WHAT IS BEING ASKED. Each record is to be repeated exactly as it stands below.

THE INPUT.

- - - - -

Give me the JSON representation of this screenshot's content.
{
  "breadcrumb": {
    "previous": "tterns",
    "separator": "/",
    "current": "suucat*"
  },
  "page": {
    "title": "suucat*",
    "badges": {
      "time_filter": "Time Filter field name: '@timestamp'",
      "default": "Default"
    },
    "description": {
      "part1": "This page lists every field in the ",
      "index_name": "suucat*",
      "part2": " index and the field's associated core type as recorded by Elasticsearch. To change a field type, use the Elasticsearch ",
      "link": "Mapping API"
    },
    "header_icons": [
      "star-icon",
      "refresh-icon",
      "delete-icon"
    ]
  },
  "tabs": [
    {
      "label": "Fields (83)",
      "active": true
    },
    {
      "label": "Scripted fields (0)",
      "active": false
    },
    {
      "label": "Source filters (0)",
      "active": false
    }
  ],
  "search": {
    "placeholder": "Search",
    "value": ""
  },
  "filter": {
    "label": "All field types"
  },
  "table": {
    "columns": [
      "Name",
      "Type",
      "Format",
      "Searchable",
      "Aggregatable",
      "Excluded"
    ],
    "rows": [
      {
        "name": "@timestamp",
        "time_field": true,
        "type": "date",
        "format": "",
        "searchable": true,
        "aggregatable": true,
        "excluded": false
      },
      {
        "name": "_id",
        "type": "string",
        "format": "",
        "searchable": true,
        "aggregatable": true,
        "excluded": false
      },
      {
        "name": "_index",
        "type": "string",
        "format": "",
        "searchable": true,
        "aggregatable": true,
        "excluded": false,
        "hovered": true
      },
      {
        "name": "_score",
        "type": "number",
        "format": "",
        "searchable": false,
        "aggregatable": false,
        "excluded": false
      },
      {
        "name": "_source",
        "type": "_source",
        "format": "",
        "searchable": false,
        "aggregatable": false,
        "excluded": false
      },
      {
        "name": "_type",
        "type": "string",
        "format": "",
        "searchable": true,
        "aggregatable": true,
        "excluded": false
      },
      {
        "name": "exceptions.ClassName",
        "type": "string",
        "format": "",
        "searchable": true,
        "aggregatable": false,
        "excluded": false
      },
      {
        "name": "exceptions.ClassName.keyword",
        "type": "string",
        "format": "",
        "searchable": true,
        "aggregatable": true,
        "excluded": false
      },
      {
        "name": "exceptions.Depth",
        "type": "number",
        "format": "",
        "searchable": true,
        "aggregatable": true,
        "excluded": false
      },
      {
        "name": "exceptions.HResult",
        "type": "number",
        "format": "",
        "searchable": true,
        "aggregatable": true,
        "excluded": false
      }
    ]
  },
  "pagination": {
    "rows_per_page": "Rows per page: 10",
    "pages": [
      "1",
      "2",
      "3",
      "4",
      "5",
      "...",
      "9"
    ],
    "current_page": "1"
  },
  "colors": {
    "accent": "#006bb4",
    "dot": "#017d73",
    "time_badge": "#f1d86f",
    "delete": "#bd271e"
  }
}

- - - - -

SOLVED PROBLEM.
Give me the JSON representation of this screenshot's content.
{
  "breadcrumb": {
    "previous": "tterns",
    "separator": "/",
    "current": "suucat*"
  },
  "page": {
    "title": "suucat*",
    "badges": {
      "time_filter": "Time Filter field name: '@timestamp'",
      "default": "Default"
    },
    "description": {
      "part1": "This page lists every field in the ",
      "index_name": "suucat*",
      "part2": " index and the field's associated core type as recorded by Elasticsearch. To change a field type, use the Elasticsearch ",
      "link": "Mapping API"
    },
    "header_icons": [
      "star-icon",
      "refresh-icon",
      "delete-icon"
    ]
  },
  "tabs": [
    {
      "label": "Fields (83)",
      "active": true
    },
    {
      "label": "Scripted fields (0)",
      "active": false
    },
    {
      "label": "Source filters (0)",
      "active": false
    }
  ],
  "search": {
    "placeholder": "Search",
    "value": ""
  },
  "filter": {
    "label": "All field types"
  },
  "table": {
    "columns": [
      "Name",
      "Type",
      "Format",
      "Searchable",
      "Aggregatable",
      "Excluded"
    ],
    "rows": [
      {
        "name": "@timestamp",
        "time_field": true,
        "type": "date",
        "format": "",
        "searchable": true,
        "aggregatable": true,
        "excluded": false
      },
      {
        "name": "_id",
        "type": "string",
        "format": "",
        "searchable": true,
        "aggregatable": true,
        "excluded": false
      },
      {
        "name": "_index",
        "type": "string",
        "format": "",
        "searchable": true,
        "aggregatable": true,
        "excluded": false,
        "hovered": true
      },
      {
        "name": "_score",
        "type": "number",
        "format": "",
        "searchable": false,
        "aggregatable": false,
        "excluded": false
      },
      {
        "name": "_source",
        "type": "_source",
        "format": "",
        "searchable": false,
        "aggregatable": false,
        "excluded": false
      },
      {
        "name": "_type",
        "type": "string",
        "format": "",
        "searchable": true,
        "aggregatable": true,
        "excluded": false
      },
      {
        "name": "exceptions.ClassName",
        "type": "string",
        "format": "",
        "searchable": true,
        "aggregatable": false,
        "excluded": false
      },
      {
        "name": "exceptions.ClassName.keyword",
        "type": "string",
        "format": "",
        "searchable": true,
        "aggregatable": true,
        "excluded": false
      },
      {
        "name": "exceptions.Depth",
        "type": "number",
        "format": "",
        "searchable": true,
        "aggregatable": true,
        "excluded": false
      },
      {
        "name": "exceptions.HResult",
        "type": "number",
        "format": "",
        "searchable": true,
        "aggregatable": true,
        "excluded": false
      }
    ]
  },
  "pagination": {
    "rows_per_page": "Rows per page: 10",
    "pages": [
      "1",
      "2",
      "3",
      "4",
      "5",
      "...",
      "9"
    ],
    "current_page": "1"
  },
  "colors": {
    "accent": "#006bb4",
    "dot": "#017d73",
    "time_badge": "#f1d86f",
    "delete": "#bd271e"
  }
}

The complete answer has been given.